FM 2014 Time Machine: Long Drought at the Camp Nou
written by Johnny Karp
I like using FM 2014 as a crystal ball, a more or less accurate way to see into the future of the football world. It’s just a game, I know, and that’s why I’m doing this just for fun. But some real facts can emerge from this way of playing with Football Manager 2014 and its enormous database.
What if I told you that Barcelona won’t win any titles from now until 2020? I guess most of you would give me odds of 100/1 or more on such a wild prediction. Well, I can hardly believe that would ever happen in real life but it did happen in a simulation I ran in FM 2014.
In this simulation Barcelona failed to win the domestic league from now until 2020, they even finished fourth in 2017-2018. The last season, 2019-2020, is not shown in the screen shot below: Barca finished third on 72 points.
With Barca failing the domination was split between the two Madrid clubs, Real and Atletico, with Valancia managing a few podium placements.
What’s even more unbelievable is that Barcelona didn’t win any other trophies either, no Champions League, not even Europa League, heck, not even a lousy Copa del Rey. Well, they did get a Spanish Super Cup in 2016 but I doubt that was any consolation for the fans.
As you can expect Gerardo Martino was sacked at some point, in December 2016, and former Barca and Real player Luis Enrique was his replacement.
What happened?

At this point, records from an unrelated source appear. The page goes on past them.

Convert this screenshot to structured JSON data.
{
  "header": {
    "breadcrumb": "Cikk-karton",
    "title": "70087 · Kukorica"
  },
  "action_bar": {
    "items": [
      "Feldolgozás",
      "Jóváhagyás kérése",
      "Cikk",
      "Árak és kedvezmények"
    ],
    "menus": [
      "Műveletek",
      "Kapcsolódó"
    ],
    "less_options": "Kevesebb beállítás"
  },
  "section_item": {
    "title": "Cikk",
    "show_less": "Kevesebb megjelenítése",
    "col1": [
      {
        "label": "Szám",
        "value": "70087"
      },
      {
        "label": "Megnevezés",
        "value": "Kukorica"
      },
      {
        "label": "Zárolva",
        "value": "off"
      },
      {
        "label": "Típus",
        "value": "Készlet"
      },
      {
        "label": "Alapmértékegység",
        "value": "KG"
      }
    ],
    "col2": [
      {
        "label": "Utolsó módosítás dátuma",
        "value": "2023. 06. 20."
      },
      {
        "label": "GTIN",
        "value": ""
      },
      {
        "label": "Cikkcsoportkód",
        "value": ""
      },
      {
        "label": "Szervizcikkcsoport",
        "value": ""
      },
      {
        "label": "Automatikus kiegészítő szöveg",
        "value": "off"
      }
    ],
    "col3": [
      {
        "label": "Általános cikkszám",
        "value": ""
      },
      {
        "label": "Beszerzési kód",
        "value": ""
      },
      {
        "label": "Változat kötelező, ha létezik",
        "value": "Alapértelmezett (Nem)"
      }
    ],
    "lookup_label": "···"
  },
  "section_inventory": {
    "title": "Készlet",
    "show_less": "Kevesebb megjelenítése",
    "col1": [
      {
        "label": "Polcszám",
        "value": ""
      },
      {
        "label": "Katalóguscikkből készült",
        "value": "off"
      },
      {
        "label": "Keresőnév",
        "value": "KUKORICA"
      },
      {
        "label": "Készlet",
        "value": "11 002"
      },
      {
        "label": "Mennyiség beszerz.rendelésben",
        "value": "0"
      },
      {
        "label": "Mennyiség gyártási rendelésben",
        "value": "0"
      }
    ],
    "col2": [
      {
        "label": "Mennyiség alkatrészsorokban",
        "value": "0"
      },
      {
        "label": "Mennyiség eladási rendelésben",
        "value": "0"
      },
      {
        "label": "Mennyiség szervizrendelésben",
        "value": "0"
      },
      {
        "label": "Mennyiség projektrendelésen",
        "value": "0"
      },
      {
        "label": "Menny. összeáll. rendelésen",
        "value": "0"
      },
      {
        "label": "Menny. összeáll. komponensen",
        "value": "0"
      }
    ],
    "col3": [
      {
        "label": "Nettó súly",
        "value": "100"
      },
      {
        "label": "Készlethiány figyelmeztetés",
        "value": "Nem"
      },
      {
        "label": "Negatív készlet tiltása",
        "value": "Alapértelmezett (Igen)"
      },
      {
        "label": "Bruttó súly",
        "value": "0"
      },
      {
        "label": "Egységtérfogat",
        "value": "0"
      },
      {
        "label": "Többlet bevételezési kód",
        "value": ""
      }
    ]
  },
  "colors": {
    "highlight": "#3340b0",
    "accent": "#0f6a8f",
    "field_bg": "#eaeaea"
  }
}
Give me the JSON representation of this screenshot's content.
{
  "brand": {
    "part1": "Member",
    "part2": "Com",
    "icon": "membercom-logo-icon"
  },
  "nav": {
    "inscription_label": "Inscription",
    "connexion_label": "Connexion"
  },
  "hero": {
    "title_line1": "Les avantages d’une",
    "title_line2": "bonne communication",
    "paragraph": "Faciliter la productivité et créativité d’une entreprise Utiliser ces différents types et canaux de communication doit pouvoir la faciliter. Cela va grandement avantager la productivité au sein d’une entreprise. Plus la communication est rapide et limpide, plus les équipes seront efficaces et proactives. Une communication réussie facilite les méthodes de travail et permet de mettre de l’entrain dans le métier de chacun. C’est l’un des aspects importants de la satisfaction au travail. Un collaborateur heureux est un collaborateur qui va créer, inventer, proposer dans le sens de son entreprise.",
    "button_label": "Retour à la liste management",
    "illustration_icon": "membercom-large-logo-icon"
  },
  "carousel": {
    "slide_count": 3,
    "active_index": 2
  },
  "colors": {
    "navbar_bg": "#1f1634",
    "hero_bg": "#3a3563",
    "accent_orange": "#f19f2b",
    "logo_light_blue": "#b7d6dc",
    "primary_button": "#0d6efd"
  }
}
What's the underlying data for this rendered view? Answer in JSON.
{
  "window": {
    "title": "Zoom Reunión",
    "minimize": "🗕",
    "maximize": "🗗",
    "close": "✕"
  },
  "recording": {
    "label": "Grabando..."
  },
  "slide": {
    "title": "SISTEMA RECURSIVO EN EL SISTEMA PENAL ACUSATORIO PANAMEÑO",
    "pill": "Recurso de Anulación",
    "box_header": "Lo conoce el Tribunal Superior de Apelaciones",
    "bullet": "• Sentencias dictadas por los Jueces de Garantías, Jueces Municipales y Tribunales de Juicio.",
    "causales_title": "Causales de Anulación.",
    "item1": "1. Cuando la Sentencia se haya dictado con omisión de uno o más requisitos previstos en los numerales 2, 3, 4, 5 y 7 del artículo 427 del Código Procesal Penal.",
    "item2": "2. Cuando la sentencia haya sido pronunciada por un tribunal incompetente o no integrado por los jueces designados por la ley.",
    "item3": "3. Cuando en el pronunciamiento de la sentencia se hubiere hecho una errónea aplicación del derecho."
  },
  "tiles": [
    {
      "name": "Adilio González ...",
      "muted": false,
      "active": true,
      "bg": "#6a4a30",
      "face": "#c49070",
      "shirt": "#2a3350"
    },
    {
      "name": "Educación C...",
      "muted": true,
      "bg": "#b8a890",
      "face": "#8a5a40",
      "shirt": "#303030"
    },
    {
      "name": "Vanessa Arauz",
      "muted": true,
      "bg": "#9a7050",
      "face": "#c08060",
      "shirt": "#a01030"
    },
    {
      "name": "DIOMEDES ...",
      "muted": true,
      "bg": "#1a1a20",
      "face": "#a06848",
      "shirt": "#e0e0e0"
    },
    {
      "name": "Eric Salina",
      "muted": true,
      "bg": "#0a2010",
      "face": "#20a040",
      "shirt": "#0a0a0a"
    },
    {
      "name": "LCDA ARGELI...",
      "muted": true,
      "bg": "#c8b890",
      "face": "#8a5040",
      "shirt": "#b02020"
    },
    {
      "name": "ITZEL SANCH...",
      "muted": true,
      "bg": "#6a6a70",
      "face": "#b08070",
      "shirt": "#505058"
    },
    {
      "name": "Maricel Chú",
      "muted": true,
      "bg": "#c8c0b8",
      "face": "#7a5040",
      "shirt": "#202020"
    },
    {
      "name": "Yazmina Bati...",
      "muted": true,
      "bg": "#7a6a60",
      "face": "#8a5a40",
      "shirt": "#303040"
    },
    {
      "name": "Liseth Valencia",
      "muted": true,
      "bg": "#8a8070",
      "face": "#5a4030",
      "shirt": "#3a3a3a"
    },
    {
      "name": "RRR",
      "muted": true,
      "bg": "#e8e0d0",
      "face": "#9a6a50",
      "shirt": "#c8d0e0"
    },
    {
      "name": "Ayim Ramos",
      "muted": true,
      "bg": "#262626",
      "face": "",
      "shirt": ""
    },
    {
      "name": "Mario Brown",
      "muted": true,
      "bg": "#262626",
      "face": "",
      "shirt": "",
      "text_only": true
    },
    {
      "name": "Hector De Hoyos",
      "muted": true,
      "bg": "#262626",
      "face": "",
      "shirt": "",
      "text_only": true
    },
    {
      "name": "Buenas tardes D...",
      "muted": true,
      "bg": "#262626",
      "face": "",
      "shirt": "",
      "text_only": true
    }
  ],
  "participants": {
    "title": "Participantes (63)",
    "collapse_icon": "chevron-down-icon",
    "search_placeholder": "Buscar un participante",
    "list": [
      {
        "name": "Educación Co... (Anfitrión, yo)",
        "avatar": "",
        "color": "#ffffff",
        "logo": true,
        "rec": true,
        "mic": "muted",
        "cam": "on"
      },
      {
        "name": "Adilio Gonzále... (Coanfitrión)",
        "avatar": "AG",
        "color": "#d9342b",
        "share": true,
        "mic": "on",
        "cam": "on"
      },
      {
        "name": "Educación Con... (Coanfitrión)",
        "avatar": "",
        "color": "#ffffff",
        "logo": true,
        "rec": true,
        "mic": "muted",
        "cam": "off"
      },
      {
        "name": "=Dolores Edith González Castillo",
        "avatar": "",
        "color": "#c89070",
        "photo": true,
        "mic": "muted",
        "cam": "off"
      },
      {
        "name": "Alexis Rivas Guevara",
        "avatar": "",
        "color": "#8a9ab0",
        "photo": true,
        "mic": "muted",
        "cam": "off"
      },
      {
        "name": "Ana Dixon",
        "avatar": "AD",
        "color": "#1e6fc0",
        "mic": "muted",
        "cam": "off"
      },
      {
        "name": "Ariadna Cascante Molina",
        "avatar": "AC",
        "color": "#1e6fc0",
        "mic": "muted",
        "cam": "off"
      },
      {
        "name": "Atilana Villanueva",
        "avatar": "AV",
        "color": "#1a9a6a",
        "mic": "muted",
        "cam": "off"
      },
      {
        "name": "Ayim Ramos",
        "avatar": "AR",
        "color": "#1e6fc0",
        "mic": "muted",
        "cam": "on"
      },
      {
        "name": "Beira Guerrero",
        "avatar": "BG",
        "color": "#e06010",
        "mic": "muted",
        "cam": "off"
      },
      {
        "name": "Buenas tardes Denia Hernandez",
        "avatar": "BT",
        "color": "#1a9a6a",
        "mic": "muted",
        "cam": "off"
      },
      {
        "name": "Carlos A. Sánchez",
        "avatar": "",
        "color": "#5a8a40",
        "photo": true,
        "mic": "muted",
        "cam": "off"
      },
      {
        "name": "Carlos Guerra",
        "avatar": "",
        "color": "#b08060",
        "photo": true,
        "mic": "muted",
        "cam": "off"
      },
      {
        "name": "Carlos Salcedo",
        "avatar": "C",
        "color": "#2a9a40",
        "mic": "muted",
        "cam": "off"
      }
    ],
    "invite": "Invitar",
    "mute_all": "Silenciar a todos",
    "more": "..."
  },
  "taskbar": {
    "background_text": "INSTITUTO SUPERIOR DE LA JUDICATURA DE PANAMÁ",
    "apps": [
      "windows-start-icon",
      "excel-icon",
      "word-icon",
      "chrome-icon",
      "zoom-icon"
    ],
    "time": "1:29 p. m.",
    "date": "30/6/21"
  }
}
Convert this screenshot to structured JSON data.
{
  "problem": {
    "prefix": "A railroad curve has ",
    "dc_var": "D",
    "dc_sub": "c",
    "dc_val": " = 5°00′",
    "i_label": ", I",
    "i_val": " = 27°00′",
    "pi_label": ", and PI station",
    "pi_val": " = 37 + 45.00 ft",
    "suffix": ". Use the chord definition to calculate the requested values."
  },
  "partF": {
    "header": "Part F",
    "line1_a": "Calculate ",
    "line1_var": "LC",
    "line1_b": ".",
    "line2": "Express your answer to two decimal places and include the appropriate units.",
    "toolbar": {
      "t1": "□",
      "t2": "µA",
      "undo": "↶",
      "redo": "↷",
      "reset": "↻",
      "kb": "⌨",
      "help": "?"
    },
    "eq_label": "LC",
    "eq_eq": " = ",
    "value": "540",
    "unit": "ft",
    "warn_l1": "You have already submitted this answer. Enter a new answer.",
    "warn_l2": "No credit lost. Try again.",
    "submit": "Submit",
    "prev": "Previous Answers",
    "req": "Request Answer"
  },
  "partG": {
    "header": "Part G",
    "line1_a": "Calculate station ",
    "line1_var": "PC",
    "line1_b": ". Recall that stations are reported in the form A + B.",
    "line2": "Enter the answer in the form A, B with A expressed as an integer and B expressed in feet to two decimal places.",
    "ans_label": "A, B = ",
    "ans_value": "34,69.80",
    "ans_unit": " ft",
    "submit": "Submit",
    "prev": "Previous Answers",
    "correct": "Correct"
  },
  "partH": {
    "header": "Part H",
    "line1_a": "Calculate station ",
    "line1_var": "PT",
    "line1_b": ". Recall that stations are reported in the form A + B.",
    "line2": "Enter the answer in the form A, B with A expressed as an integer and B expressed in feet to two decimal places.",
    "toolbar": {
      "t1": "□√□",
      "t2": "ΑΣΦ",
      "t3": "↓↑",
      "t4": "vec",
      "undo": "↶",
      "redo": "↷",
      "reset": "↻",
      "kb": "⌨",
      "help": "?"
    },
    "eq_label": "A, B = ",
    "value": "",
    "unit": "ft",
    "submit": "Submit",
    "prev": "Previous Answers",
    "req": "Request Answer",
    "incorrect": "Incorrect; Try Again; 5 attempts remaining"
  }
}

How did the Spanish giants go on such a long trophy drought? Let’s look at the best eleven for a few relevant seasons. The screen shot below shows the best eleven for the inaugural season, 2013-2014, a season which saw Barcelona finish second. They were unlucky not to get the title though, they had 90 points at the end of the season but unfortunately Real managed to grab an impressive tally of 95 points.
The line up is one that everybody can recognize, Neymar up front with Messi and Iniesta on the flanks, Fabregas, Xavi and Busquets in midfield, Alba, Mascherano, Pique and Alves in defence. Oh, and Valdes between the sticks, of course.
After that season Barca never managed to get close to 90 points again, they best they could do was 80 points in 2015-2016.
In 2014-2015 the club made some changes but not really for the best since Real Madrid won the title with much more ease with Barca finishing second again.
The main change is that Barca bought Sergio Aguero from Manchester City, fee was around 35 million, and sold Jordi Alba in return, also to Man City, and for a similar fee.
The best eleven changed significantly, Aguero was the spearhead, Neymar moved to the left flank while Iniesta was moved back in midfield. But Barcelona forgot to bring in a replacement for Jordi Alba, so they played Puyol as left back, Alex Song as a centre back and new signing Gino Peruzzi as right back.
Valdes was replaced between the sticks by Fernando Muslera, a good goalie in my view but not really a world class one.
Unsuccessful seasons followed, successful signings were few and far between as well. Fast forward to 2018-2019, let’s see the best eleven.
The trio upfront remained unchanged but things did move around in midfield, Alex Song was the first choice DM, Busquets moved up as a CM in pair with new signing Ander Herrera. In defence they still hadn’t brought in a left back, so Peruzzi, who normally is a right back, took that position while an ageing Alves was top choice on the right. (I have to say that Alves had the pace of Messi’s grandmother at that point).
New signing Doria teamed up with Pique at the heart of the defence while Muslera remained the main man between the sticks.
So what happened? They did bring in Aguero, a world class player that did pretty well for the club, scoring quite a few goals each season. Messi and Neymar kept on scoring as well…
For the the big problem was that the team lost their identity. The first thing that I noticed is that they had stopped promoting youngsters from their own academy, all their talented youngsters were sold sooner or later: Sergi Roberto, Alex Grimaldo, Gerard Deulofeu, Martin Montoya, Marc Bartra, Jean Marie Dongou, I could go on and on. All these chaps were sold and the club bought players that failed to live up to the standards.
As a Barcelona fan I would hate to see that happen in real life, otherwise this won’t be “més que un club” (more than a club) any more, but a lot less than the club we used to know.
The founder and co-owner of the website, a Romanian Football Manager addict. He’s been playing the game since CM ’97-’98, never missed any of the versions since then. His footballing career stopped before it began, he liked playing the game but disliked having to run around like crazy during the pretty harsh training sessions. He’s a supporter of the Romanian national team, Universitatea Craiova, Arsenal, Barcelona and… the Blyth Spartans! You can contact him at johnny[at]footballmanagerstory[dot]com